The big motor lurched over and started, but only ran for a few seconds. So we did it again with the same result, the motor wasn't running long enough to get the fuel up to the carby.

While I was tipping the fuel in for another try, the owner hit the starter button again, the motor lurched over, then backfired, and I was right over the top of the carburetor with a container of fuel in my hand.

I saw the bright orange glow deep in the throat of the carby, and I knew what was coming. I tried to throw the container of petrol away, but checked my throw in case there was someone standing there. This caused the fuel to slosh over my arm, hand and body just as the orange glow became a flaming orange torch, setting me ablaze from the waist up.

Panicking, I started to blindly run, but this made the flames roar so I stopped, and began to roll in the long grass. In doing so, I rolled under the low-set timber house with the flames licking at the floor-boards.

Dammit! I didn't want to burn the house down as well, so I crawled back up the hill still burning, to where someone had got the garden hose, turned it on, put the flames out, and then continued to run the cool water over me.

Bloody Hell!...It felt good!

By this time a crowd of onlookers had gathered, but I wasn't really aware of anything excepting the long treacly skeins of melted skin sliding off my hand and arm.

Then it dawned on me! There was absolutely NO PAIN! But only momentarily, then the pain became horrendous. Our family doctor arrived and gave me a very welcome pain-killer shot.

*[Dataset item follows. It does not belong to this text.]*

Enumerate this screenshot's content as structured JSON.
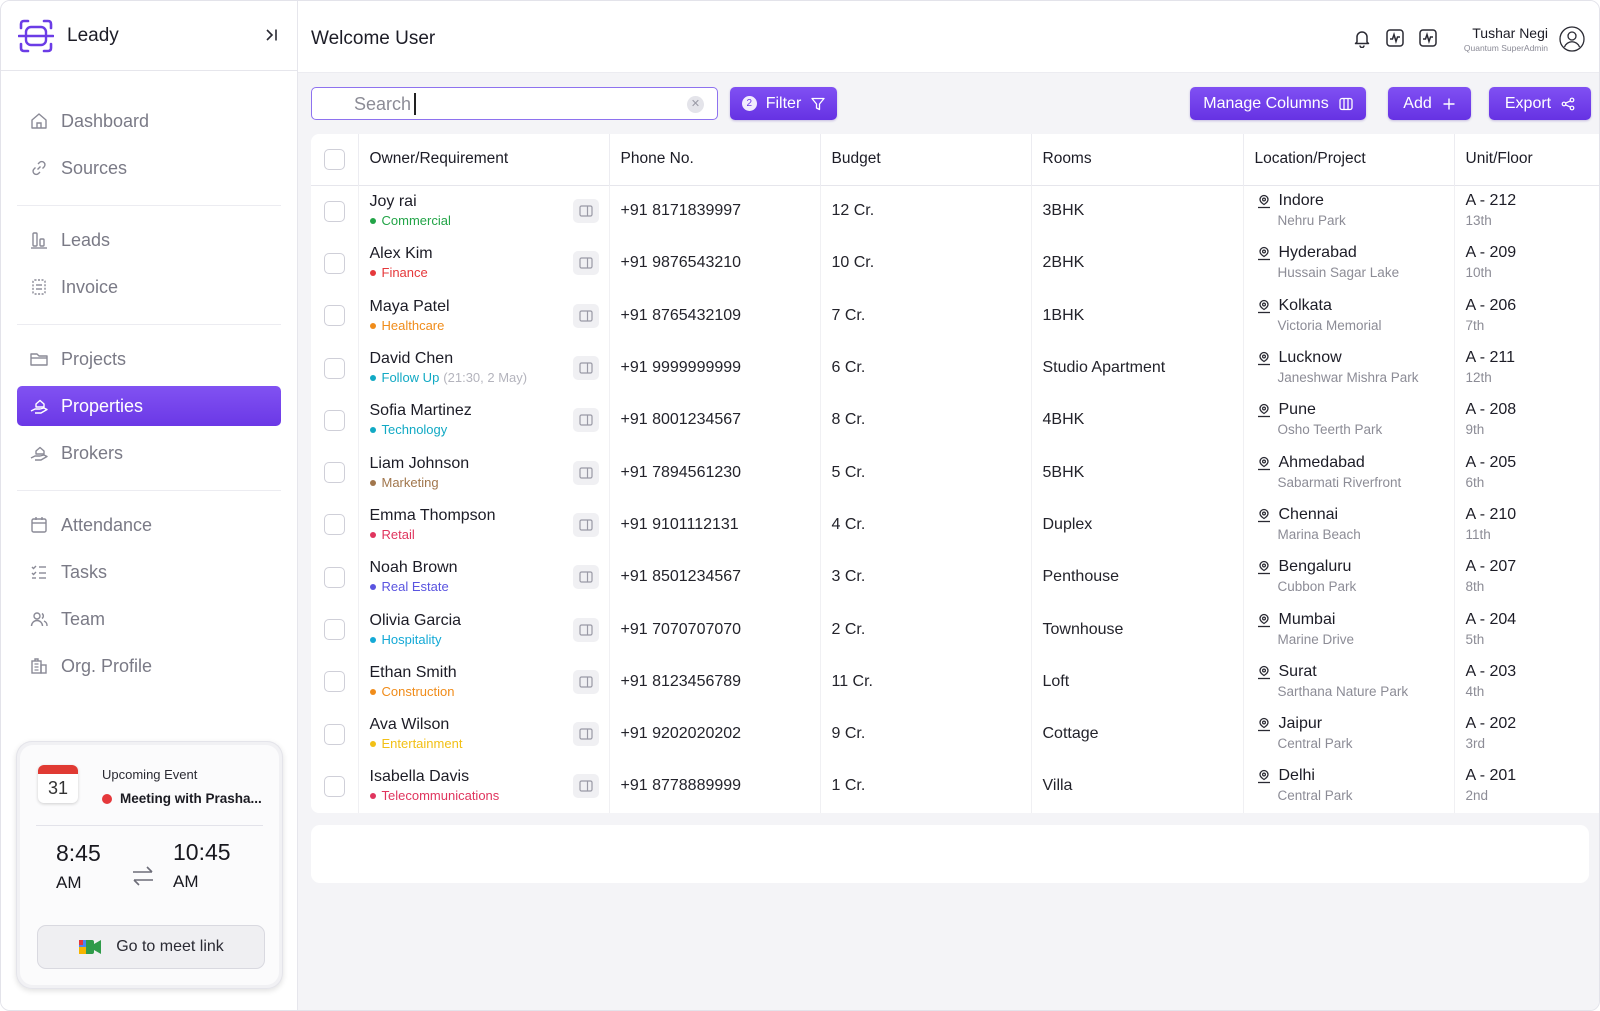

There was an ambulance trip to the local hospital where they estimated my burns at 60% of total body surface area, with a high percentage of full thickness burns.